[[ DATA FOR THIS TASK, beginning ]]

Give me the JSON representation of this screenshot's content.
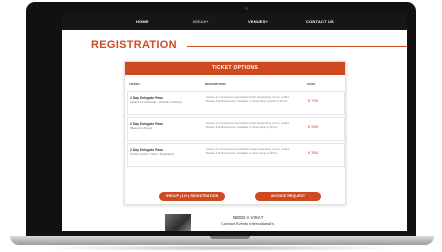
{
  "nav": {
    "items": [
      "HOME",
      "IDEAS",
      "VENUES",
      "CONTACT US"
    ],
    "dropdown_marker": "+"
  },
  "page": {
    "heading": "REGISTRATION"
  },
  "ticket_options": {
    "title": "TICKET OPTIONS",
    "columns": [
      "TICKET",
      "DESCRIPTION",
      "COST"
    ],
    "rows": [
      {
        "name": "2 Day Delegate Pass",
        "sub": "(Stand membership - Outside of Africa)",
        "description": "Access To Conference & Exhibition Daily Networking Lunch, Coffee Breaks & Refreshments. Available to those living outside of Africa.",
        "price": "€ 795"
      },
      {
        "name": "2 Day Delegate Pass",
        "sub": "(Based in Africa)",
        "description": "Access To Conference & Exhibition Daily Networking Lunch, Coffee Breaks & Refreshments. Available to those living in Africa.",
        "price": "€ 595"
      },
      {
        "name": "2 Day Delegate Pass",
        "sub": "(Public sector / NGO / Regulator)",
        "description": "Access To Conference & Exhibition Daily Networking Lunch, Coffee Breaks & Refreshments. Available to those living in Africa.",
        "price": "€ 395"
      }
    ]
  },
  "buttons": {
    "group": "GROUP (10+) REGISTRATION",
    "invoice": "INVOICE REQUEST"
  },
  "promo": {
    "title": "NEED A VISA?",
    "line": "Contact Events International's"
  },
  "colors": {
    "accent": "#cf4a20",
    "nav_bg": "#161616"
  }
}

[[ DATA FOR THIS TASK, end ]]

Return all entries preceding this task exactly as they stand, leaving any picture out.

Give me the JSON representation of this screenshot's content.
{
  "nav": {
    "items": [
      "HOME",
      "IDEAS",
      "VENUES",
      "CONTACT US"
    ],
    "dropdown_marker": "+"
  },
  "page": {
    "heading": "REGISTRATION"
  },
  "ticket_options": {
    "title": "TICKET OPTIONS",
    "columns": [
      "TICKET",
      "DESCRIPTION",
      "COST"
    ],
    "rows": [
      {
        "name": "2 Day Delegate Pass",
        "sub": "(Stand membership - Outside of Africa)",
        "description": "Access To Conference & Exhibition Daily Networking Lunch, Coffee Breaks & Refreshments. Available to those living outside of Africa.",
        "price": "€ 795"
      },
      {
        "name": "2 Day Delegate Pass",
        "sub": "(Based in Africa)",
        "description": "Access To Conference & Exhibition Daily Networking Lunch, Coffee Breaks & Refreshments. Available to those living in Africa.",
        "price": "€ 595"
      },
      {
        "name": "2 Day Delegate Pass",
        "sub": "(Public sector / NGO / Regulator)",
        "description": "Access To Conference & Exhibition Daily Networking Lunch, Coffee Breaks & Refreshments. Available to those living in Africa.",
        "price": "€ 395"
      }
    ]
  },
  "buttons": {
    "group": "GROUP (10+) REGISTRATION",
    "invoice": "INVOICE REQUEST"
  },
  "promo": {
    "title": "NEED A VISA?",
    "line": "Contact Events International's"
  },
  "colors": {
    "accent": "#cf4a20",
    "nav_bg": "#161616"
  }
}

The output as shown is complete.